Regulators have been urged by the IMF to do more to prevent financial companies from making misleading claims concerning their environmental credentials – ‘Proper regulatory oversight and verification mechanisms are essential to avoid greenwashing.’ To achieve the expansion needed to reach the target of reducing worldwide carbon emissions to net zero by mid-century, will require a proper understanding by investors how their money is used.
From April the UK’s biggest companies will be required to make climate-related financial disclosures. Firms with a turnover in excess of £500m and at least 500 employees are expected to publish the climate-related risks they face. With the UK the first G20 country to make this compulsory, John Glen, Economic Secretary to the Treasury commented, “These requirements will not only help tackle greenwashing but also enable investors and businesses to align their long-term strategies with the UK’s net-zero commitments.”
The requirements for disclosure will be aligned to the Task Force on Climate-Related Financial Disclosures, backed by over 1,000 global financial institutions, and responsible for over $190trn of assets. Companies will need to “focus on the effects of climate change on their business” and communicate to investors how these are being managed, according to Chris Cummings, Chief Executive of the Investment Association.

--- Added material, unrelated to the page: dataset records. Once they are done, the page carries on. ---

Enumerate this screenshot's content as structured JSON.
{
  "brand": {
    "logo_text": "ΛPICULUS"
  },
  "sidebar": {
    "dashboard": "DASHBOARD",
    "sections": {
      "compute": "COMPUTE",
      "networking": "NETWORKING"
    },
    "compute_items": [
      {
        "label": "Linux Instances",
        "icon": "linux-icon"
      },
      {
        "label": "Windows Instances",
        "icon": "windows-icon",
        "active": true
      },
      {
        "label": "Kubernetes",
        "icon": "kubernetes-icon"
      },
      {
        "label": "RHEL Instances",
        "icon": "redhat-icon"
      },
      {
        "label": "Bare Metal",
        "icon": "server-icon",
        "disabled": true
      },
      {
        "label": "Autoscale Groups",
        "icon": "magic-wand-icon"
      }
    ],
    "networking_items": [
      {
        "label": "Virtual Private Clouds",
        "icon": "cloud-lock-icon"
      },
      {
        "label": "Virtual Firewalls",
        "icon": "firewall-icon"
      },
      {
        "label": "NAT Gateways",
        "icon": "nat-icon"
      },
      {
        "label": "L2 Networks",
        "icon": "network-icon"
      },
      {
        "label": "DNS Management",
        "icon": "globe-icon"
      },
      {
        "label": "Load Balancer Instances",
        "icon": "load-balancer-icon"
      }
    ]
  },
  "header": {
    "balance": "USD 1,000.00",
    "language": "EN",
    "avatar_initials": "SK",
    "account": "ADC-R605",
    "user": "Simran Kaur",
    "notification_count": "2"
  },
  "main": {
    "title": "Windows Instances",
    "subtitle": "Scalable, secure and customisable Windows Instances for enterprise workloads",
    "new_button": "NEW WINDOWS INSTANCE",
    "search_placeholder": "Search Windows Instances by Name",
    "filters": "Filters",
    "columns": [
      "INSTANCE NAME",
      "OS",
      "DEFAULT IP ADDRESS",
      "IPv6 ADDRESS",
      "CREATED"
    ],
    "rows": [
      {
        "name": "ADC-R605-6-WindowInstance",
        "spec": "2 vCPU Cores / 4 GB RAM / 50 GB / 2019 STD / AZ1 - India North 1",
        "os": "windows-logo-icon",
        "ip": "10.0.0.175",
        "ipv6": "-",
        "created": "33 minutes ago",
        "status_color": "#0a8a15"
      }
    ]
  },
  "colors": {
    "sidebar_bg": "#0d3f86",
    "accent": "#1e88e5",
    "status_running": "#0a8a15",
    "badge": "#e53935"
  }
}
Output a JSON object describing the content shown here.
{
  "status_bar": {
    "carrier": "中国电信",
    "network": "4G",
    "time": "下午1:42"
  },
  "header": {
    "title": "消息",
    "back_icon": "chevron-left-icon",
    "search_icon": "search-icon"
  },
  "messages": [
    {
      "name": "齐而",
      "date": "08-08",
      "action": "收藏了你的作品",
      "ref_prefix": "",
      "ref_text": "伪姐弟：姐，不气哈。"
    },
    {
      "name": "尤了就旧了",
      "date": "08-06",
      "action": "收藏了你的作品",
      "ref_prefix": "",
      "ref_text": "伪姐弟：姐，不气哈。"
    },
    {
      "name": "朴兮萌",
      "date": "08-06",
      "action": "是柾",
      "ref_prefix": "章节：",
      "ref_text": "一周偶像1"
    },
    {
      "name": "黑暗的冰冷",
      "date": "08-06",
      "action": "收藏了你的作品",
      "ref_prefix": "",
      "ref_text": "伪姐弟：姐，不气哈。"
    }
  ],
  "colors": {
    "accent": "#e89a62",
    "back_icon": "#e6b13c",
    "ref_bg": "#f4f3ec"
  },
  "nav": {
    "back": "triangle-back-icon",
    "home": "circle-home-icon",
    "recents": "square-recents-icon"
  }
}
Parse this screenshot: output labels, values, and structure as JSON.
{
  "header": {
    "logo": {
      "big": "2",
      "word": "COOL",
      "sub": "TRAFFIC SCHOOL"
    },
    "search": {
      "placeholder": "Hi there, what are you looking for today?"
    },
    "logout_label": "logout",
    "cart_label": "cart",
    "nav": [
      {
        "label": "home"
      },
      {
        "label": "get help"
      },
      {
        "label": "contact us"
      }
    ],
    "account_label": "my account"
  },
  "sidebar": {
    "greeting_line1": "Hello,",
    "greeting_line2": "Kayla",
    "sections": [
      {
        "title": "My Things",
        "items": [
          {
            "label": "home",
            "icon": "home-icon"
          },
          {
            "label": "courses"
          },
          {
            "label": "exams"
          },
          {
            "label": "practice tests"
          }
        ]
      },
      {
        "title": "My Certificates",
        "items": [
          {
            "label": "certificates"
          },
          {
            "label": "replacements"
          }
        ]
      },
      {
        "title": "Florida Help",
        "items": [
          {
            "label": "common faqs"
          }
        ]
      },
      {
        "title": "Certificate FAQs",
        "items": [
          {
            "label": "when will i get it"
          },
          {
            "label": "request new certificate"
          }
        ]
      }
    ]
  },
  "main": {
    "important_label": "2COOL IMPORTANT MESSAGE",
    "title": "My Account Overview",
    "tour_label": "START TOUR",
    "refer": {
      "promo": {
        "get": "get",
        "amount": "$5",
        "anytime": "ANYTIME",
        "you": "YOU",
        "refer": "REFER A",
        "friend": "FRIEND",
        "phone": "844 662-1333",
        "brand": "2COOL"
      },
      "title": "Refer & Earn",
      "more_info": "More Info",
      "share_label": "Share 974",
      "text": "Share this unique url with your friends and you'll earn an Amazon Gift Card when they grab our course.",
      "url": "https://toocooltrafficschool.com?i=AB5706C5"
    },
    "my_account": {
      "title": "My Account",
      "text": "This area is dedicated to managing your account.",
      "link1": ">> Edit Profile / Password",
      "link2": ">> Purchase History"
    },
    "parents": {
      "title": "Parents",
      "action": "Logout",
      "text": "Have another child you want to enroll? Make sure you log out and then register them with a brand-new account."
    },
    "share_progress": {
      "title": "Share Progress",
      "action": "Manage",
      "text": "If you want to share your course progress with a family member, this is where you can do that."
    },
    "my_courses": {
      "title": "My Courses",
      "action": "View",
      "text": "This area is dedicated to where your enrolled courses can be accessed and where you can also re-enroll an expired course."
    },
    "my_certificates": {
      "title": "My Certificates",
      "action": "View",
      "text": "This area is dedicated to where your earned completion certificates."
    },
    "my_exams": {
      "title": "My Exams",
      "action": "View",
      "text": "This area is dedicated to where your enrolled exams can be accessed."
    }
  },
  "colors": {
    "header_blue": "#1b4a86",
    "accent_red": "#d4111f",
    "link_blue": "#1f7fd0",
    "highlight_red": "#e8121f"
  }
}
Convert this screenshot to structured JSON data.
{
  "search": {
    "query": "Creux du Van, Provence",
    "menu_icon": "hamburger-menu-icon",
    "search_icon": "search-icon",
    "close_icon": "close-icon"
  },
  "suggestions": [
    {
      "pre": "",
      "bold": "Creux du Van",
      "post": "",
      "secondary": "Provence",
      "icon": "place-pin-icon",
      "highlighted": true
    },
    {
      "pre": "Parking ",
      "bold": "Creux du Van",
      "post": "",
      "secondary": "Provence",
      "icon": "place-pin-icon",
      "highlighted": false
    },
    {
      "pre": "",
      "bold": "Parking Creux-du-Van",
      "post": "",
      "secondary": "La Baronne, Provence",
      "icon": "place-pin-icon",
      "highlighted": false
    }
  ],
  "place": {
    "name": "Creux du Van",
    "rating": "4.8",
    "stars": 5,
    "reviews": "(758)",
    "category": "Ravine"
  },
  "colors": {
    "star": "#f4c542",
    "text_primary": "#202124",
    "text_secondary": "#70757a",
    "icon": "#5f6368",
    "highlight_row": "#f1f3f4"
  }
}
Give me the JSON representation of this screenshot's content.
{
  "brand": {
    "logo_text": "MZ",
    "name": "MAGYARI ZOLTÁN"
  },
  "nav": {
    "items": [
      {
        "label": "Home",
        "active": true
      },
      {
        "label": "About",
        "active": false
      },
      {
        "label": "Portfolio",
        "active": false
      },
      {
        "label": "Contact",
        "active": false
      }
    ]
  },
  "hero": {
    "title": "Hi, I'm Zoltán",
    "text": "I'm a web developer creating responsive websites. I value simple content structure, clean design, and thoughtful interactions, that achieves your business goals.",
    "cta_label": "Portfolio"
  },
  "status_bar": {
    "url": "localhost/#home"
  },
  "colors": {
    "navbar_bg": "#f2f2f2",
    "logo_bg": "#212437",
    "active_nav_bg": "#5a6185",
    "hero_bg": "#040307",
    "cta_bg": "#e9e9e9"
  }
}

The value of investments and income from them may go down. You may not get back the original amount invested.